→ What you should do: Retype each entry below exactly as it stands.

→ Exercise data:
BEGIN
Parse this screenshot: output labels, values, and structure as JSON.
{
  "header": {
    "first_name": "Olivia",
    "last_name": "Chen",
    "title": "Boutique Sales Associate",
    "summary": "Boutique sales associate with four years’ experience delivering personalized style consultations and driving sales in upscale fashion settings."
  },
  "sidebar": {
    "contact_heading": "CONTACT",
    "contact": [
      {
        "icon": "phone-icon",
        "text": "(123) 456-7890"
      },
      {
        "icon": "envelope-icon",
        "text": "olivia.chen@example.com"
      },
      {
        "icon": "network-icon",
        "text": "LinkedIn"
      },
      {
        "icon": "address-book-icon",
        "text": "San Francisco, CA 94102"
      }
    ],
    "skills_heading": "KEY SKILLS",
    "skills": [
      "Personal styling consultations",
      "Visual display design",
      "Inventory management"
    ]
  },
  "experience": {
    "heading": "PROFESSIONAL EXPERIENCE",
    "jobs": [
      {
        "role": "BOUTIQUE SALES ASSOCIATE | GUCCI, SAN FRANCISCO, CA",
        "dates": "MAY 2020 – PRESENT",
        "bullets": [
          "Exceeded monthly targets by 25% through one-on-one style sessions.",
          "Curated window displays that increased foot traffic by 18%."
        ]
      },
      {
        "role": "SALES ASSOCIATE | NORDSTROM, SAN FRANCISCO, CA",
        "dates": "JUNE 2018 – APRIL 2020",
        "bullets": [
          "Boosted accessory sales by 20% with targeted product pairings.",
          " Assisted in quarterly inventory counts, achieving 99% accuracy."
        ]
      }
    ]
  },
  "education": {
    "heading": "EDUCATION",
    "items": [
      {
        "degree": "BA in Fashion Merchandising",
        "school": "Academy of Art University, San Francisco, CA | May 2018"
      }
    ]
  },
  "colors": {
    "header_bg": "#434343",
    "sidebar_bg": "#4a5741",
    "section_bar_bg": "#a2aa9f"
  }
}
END
→ Output of the task:
Parse this screenshot: output labels, values, and structure as JSON.
{
  "header": {
    "first_name": "Olivia",
    "last_name": "Chen",
    "title": "Boutique Sales Associate",
    "summary": "Boutique sales associate with four years’ experience delivering personalized style consultations and driving sales in upscale fashion settings."
  },
  "sidebar": {
    "contact_heading": "CONTACT",
    "contact": [
      {
        "icon": "phone-icon",
        "text": "(123) 456-7890"
      },
      {
        "icon": "envelope-icon",
        "text": "olivia.chen@example.com"
      },
      {
        "icon": "network-icon",
        "text": "LinkedIn"
      },
      {
        "icon": "address-book-icon",
        "text": "San Francisco, CA 94102"
      }
    ],
    "skills_heading": "KEY SKILLS",
    "skills": [
      "Personal styling consultations",
      "Visual display design",
      "Inventory management"
    ]
  },
  "experience": {
    "heading": "PROFESSIONAL EXPERIENCE",
    "jobs": [
      {
        "role": "BOUTIQUE SALES ASSOCIATE | GUCCI, SAN FRANCISCO, CA",
        "dates": "MAY 2020 – PRESENT",
        "bullets": [
          "Exceeded monthly targets by 25% through one-on-one style sessions.",
          "Curated window displays that increased foot traffic by 18%."
        ]
      },
      {
        "role": "SALES ASSOCIATE | NORDSTROM, SAN FRANCISCO, CA",
        "dates": "JUNE 2018 – APRIL 2020",
        "bullets": [
          "Boosted accessory sales by 20% with targeted product pairings.",
          " Assisted in quarterly inventory counts, achieving 99% accuracy."
        ]
      }
    ]
  },
  "education": {
    "heading": "EDUCATION",
    "items": [
      {
        "degree": "BA in Fashion Merchandising",
        "school": "Academy of Art University, San Francisco, CA | May 2018"
      }
    ]
  },
  "colors": {
    "header_bg": "#434343",
    "sidebar_bg": "#4a5741",
    "section_bar_bg": "#a2aa9f"
  }
}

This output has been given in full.